TITLE

1930-1940 THE GREAT DEPRESSION: 1937 F. D. R. FAILS IN HIS COURT-PACKING SCHEME

AUTHOR(S)
Baron, Robert C.; Scinta, Samuel
PUB. DATE
March 1996
SOURCE
Millennium 2000 -- 20th Century America: Key Events in History;1996, p47
SOURCE TYPE
Book
DOC. TYPE
Article
ABSTRACT
This article recounts the relationship of U.S. President Franklin D. Roosevelt with the Supreme Court. After his reelection in 1936, Roosevelt decided to take on the Court, both as retribution for declaring the National Industrial Recovery Act and the Agricultural Adjustment Act unconstitutional and as insurance that the Court would pass future components of the New Deal. In February 1937 Roosevelt submitted a judicial reform bill to Congress. Events in 1937, however, would allow Roosevelt to abandon the plan. By 1937 Justice Owen Roberts, who had voted with the majority previously to strike down New Deal legislation, began voting with the other side. The Court would later uphold several New Deal acts. The judicial revolution that Roosevelt wanted had come about with no outside intervention.
ACCESSION #
18519869

 

Share

Read the Article

Courtesy of THE LIBRARY OF VIRGINIA

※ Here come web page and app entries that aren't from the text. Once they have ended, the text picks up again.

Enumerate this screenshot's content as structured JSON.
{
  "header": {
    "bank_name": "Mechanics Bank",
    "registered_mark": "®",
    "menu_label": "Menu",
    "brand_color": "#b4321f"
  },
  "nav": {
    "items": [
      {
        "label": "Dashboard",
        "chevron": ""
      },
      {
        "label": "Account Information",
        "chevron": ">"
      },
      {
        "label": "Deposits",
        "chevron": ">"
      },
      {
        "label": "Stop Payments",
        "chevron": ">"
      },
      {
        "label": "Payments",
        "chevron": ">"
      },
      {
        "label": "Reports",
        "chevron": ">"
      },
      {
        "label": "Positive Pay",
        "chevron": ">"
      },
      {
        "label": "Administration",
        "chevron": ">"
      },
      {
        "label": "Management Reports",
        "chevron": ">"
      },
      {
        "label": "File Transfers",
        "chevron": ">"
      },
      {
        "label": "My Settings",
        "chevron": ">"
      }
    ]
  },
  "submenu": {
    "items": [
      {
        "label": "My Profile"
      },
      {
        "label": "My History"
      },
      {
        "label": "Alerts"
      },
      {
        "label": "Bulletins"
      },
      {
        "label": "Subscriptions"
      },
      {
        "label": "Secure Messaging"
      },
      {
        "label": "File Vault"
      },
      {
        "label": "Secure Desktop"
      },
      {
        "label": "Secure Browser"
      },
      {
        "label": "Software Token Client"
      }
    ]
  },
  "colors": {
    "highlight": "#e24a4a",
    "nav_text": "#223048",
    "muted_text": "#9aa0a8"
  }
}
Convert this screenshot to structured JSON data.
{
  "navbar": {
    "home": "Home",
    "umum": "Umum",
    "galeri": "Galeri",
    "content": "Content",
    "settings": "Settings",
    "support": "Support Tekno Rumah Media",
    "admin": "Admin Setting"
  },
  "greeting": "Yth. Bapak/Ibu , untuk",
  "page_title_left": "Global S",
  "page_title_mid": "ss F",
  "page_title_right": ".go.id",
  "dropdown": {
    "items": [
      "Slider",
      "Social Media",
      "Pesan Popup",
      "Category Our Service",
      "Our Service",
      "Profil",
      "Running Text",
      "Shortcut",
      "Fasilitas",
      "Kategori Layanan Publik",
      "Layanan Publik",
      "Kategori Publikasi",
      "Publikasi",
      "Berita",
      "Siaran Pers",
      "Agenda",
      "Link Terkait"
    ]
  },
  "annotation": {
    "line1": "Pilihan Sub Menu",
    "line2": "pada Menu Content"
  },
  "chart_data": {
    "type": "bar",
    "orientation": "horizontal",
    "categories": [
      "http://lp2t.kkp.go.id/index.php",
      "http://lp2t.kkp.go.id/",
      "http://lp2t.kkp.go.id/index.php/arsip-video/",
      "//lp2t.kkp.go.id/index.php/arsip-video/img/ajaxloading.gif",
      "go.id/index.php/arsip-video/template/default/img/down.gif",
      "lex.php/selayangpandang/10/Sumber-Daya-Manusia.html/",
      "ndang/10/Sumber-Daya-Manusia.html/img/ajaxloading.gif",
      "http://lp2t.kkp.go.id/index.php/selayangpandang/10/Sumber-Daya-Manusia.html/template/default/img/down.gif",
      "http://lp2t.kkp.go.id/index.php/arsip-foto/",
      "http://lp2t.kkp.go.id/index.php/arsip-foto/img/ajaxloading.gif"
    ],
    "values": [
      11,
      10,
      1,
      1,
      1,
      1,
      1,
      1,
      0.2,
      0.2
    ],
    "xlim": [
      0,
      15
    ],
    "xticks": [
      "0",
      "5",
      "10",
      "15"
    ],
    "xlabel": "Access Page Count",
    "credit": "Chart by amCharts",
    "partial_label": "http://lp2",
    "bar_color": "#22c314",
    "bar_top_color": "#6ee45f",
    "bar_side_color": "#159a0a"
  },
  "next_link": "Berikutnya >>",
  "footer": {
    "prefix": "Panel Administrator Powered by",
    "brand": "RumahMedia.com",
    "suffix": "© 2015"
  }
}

Sorry, but this item is not currently available from your library.

Try another library?
Sign out of this library

Other Topics